- **What to do**
For every line in the data below that contains "knowledge", copy the line.

- **Supplied information**
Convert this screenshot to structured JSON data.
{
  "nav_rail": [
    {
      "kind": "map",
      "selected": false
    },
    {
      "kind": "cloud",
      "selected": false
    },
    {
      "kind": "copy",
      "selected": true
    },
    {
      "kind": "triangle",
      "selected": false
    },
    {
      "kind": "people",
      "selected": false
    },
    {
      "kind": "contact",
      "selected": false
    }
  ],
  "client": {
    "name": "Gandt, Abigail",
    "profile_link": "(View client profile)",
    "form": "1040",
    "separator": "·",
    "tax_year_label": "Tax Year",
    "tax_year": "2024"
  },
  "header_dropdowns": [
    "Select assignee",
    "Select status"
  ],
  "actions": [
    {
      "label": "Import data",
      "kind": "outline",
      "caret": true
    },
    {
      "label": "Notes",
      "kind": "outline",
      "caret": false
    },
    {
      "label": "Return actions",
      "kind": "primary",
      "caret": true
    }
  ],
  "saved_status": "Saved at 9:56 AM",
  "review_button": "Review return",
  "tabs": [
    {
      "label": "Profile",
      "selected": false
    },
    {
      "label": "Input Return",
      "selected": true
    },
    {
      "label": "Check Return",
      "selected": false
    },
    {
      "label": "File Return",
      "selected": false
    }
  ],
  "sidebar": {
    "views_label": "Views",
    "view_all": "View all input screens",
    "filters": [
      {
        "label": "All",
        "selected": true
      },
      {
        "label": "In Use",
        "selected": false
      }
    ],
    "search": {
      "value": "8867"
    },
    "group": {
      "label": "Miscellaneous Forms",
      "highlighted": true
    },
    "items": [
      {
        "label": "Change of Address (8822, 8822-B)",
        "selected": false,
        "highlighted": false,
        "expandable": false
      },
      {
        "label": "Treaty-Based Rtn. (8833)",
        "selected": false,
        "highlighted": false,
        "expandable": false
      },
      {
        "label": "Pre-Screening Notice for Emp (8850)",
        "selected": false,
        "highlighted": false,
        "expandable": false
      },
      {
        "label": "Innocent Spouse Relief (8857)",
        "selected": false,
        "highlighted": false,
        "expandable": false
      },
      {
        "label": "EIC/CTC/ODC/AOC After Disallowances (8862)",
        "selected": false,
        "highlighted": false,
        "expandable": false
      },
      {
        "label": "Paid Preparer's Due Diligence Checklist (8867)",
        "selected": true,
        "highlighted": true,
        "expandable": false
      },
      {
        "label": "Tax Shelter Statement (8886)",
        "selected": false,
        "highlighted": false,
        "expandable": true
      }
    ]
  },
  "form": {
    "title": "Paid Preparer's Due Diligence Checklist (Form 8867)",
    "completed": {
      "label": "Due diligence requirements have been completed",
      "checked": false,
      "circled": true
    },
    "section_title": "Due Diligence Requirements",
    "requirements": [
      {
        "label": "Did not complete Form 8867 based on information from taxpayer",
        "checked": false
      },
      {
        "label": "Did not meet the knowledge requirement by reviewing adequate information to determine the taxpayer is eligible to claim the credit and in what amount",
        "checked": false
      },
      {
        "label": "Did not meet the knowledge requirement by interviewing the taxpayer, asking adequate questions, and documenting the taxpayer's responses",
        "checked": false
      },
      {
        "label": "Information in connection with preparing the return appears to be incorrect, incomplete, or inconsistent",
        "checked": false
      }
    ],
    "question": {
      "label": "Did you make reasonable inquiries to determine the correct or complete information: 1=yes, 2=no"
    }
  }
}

- **Answer to the problem**
        "label": "Did not meet the knowledge requirement by reviewing adequate information to determine the taxpayer is eligible to claim the credit and in what amount",
        "label": "Did not meet the knowledge requirement by interviewing the taxpayer, asking adequate questions, and documenting the taxpayer's responses",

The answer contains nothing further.